A farm worker who showed up for work at the Lyons Bridge Farm Tuesday morning discovered that a home deep in the woods behind the farm property had been completely gutted by a fire that was still burning when he arrived. Fire investigators spent the whole day sifting through the debris for any sign of the elderly occupant, Ed McKeon.
According to Coroner Gene Proctor, McKeon was still unaccounted for late Tuesday night.
Property owner Wes Walraven, speaking by phone to the Rome News-Tribune from New York, said a security camera that was close to a mile away, captured “huge, huge flames,” about 2:30 a.m. Tuesday.
Walraven said Ed McKeon had lived there for about 35 years. When Walraven bought the property he agreed to let McKeon, a retired antiques appraiser, continue to live there.
McKeon did not have a whole lot of close friends locally, according to Walraven, who checked with two people McKeon most likely would have been with if he was not at the home. One had not seen him and the other had been at the house with McKeon Monday night but had left prior to the fire.
“If he wasn’t with either of them I’m not terribly optimistic,” Walraven said.
About a dozen bone fragments were picked out of the debris and will be sent to the Georgia Bureau of Investigation Crime Lab to determine if the fragments were human or animal.

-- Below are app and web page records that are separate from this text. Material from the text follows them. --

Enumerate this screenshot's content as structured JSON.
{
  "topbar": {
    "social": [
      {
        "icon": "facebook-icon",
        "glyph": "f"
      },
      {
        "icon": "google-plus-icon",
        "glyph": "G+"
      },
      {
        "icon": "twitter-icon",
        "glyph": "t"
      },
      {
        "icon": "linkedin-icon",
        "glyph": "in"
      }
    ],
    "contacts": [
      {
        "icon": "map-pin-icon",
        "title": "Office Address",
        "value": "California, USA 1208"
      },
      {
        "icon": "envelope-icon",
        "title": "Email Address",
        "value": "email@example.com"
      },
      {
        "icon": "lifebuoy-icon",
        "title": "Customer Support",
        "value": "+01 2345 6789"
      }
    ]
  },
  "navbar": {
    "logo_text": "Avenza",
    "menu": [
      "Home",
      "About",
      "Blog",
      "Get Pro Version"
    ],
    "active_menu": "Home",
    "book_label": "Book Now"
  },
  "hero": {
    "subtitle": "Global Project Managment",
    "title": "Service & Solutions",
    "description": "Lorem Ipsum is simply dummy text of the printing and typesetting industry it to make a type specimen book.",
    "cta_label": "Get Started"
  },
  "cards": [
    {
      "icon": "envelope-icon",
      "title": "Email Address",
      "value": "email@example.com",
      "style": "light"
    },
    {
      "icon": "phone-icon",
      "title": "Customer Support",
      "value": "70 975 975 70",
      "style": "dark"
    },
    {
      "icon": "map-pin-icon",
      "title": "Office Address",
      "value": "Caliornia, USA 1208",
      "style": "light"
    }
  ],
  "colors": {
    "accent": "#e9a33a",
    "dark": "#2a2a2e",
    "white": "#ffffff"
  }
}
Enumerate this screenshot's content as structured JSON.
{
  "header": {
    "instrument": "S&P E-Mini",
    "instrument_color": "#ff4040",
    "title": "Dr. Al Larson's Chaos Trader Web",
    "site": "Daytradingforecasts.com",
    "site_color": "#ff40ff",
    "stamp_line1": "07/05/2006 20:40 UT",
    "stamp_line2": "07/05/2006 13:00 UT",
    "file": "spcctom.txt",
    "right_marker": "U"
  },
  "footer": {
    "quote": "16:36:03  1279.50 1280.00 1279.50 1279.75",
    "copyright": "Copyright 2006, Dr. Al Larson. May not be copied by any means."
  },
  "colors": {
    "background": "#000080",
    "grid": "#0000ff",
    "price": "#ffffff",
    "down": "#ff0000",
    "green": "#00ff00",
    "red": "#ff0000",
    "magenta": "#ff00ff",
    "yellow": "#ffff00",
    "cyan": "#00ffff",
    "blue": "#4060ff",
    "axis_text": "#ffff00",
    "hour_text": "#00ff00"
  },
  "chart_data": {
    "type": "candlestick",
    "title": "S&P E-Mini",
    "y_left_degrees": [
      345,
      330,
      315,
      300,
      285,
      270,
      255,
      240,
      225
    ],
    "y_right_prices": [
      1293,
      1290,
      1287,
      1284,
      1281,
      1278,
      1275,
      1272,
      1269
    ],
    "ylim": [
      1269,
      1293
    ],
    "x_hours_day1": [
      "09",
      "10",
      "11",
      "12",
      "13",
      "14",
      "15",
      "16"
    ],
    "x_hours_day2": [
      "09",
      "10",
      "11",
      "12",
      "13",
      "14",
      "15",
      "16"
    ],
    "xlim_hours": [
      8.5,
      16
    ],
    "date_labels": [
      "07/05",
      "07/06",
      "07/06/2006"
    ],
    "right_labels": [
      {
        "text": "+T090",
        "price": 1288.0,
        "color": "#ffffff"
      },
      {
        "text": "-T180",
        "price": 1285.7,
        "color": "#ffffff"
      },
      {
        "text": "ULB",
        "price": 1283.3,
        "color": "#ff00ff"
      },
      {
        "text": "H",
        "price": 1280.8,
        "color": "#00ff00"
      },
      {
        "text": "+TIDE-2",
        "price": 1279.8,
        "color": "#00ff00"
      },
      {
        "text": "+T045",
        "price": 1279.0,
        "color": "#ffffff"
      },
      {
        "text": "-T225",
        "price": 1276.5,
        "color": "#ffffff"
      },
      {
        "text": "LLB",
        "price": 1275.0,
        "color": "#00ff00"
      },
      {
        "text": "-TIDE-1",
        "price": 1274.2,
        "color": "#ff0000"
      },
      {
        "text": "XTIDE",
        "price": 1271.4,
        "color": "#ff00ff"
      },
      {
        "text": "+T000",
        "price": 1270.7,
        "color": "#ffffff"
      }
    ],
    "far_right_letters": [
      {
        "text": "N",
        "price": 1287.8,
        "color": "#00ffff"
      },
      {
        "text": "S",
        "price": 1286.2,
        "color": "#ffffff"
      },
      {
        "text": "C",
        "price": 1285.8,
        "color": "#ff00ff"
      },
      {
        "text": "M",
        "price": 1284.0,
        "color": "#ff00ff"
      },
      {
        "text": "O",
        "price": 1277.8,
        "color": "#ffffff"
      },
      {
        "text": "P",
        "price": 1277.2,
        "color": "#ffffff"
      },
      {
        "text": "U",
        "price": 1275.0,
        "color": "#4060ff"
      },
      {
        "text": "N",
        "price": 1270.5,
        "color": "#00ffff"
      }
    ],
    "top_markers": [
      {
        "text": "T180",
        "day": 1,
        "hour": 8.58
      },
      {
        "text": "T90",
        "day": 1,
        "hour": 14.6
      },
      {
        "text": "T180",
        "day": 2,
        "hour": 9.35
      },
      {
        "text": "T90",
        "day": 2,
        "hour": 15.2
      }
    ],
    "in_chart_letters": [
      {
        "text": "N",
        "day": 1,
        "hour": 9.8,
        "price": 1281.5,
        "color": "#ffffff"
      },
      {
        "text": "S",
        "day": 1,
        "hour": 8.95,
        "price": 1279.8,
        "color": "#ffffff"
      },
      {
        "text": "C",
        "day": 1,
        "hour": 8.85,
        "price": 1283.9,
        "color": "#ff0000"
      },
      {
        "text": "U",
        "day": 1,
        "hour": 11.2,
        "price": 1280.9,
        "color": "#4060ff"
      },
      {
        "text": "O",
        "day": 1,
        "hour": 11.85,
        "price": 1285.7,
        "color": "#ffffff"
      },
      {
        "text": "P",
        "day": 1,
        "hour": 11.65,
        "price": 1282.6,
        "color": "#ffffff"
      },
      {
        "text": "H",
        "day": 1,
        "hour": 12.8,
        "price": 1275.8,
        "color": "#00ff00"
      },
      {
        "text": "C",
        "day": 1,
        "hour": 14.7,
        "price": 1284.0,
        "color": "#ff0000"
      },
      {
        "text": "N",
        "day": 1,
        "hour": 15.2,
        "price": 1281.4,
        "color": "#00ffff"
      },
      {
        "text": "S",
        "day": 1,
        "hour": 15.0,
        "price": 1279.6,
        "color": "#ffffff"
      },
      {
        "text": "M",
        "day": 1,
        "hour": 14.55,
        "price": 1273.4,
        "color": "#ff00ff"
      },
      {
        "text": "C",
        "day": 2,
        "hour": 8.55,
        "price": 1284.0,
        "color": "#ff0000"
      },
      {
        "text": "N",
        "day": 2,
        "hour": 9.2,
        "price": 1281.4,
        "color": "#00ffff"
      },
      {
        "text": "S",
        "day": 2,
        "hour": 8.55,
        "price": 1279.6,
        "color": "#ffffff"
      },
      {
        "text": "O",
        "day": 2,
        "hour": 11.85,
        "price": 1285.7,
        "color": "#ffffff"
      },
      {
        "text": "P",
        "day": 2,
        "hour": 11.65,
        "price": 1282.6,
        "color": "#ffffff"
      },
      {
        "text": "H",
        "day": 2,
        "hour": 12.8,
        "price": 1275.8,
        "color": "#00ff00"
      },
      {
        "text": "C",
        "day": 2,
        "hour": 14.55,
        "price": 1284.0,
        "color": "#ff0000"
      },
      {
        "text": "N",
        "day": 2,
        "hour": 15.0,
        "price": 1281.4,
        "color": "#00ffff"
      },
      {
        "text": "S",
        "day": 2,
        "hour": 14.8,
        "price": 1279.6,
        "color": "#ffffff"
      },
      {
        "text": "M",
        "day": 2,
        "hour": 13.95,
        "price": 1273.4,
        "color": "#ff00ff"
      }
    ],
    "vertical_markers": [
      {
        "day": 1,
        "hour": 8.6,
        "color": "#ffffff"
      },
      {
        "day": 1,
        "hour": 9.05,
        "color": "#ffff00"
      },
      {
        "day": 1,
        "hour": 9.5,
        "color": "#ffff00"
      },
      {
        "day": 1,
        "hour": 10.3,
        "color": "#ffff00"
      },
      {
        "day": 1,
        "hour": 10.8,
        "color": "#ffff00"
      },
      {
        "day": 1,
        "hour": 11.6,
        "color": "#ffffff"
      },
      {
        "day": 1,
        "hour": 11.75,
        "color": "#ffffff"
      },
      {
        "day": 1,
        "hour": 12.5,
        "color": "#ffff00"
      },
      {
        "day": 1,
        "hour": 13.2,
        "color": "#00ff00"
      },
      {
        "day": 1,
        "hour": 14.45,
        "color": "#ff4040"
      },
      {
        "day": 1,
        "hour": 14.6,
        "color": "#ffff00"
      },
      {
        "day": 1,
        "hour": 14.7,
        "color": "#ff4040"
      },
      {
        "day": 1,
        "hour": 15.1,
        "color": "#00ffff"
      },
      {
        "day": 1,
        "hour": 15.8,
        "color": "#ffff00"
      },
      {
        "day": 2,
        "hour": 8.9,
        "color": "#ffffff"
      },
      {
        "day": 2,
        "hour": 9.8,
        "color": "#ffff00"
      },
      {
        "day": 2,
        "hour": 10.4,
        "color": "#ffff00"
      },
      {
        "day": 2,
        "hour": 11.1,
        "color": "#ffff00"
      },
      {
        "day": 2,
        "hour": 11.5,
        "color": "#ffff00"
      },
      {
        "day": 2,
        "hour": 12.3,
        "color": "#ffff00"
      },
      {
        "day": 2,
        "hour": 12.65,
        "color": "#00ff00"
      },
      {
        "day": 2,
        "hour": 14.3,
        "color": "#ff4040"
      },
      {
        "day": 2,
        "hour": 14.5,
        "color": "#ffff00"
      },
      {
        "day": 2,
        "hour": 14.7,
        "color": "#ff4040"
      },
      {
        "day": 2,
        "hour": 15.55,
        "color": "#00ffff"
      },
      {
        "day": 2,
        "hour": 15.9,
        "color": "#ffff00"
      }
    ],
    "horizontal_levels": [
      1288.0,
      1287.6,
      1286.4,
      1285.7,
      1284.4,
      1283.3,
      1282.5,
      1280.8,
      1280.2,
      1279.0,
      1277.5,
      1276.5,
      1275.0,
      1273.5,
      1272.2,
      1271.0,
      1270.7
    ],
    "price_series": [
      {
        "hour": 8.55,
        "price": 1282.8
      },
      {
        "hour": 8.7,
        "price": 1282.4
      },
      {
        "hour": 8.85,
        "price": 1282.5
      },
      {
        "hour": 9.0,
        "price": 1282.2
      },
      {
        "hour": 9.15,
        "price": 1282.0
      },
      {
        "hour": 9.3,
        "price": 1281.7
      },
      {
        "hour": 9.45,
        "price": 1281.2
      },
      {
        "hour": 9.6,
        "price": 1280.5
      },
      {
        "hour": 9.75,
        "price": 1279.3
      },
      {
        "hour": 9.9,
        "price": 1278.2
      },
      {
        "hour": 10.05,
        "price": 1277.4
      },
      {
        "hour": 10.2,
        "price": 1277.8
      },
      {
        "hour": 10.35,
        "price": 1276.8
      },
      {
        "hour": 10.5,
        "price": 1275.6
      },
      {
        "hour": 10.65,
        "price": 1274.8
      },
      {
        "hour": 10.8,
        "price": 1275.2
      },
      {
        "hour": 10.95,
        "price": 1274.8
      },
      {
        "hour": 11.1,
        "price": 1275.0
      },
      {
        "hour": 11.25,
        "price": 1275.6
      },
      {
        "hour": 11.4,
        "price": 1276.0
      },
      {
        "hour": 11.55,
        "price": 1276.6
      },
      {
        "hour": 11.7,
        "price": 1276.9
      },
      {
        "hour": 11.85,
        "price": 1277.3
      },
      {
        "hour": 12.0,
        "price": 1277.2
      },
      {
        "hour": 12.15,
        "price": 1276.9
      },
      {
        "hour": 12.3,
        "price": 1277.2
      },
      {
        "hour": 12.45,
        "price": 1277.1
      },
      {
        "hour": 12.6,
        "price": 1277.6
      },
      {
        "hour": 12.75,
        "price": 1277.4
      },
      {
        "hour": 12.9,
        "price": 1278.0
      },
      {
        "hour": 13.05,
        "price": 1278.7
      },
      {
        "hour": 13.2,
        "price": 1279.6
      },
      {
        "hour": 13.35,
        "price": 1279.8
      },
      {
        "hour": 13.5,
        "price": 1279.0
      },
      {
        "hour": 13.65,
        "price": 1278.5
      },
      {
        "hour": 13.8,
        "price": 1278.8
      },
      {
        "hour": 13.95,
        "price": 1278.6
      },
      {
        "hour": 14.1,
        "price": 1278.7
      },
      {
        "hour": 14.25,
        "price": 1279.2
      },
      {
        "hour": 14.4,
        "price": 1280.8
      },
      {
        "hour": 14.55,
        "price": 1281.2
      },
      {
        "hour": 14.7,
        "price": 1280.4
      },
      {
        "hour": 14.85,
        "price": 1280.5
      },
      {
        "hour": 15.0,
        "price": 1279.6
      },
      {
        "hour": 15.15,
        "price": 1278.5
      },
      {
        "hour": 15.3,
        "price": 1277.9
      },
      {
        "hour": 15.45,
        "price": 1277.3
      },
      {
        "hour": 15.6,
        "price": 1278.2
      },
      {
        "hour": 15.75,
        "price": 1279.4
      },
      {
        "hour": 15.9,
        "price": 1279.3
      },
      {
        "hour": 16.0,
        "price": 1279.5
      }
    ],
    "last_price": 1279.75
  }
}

Floyd County Coroner Gene Proctor said the bone fragments were burned pretty badly.
“We’ll package those and get them down to the GBI Crime Lab and let the GBI do a regenerative DNA test,” Proctor said. The first thing they’ll look for is to see if they are animal or human. At that point they’ll try to regenerate them to try to get some DNA out of them, however microscopic it may be.”
“Right now it’s a missing person case because we don’t have a body,” Proctor said. “We don’t know if anybody actually was in there. We do have some bones and we’re proceeding from there. Most of the time in these cases you’re looking at least a year’s turn around before you get an actual answer."
Two Great Pyrenees dogs that McKeon owned were ultimately found Tuesday, however a small house dog, which Proctor said may have been a Jack Russell terrier, still had not been found.
Charles Miller, an investigator with the Floyd County Police, said the investigation will continue in conjunction with the Fire Marshal’s office probe to find a cause for the fire.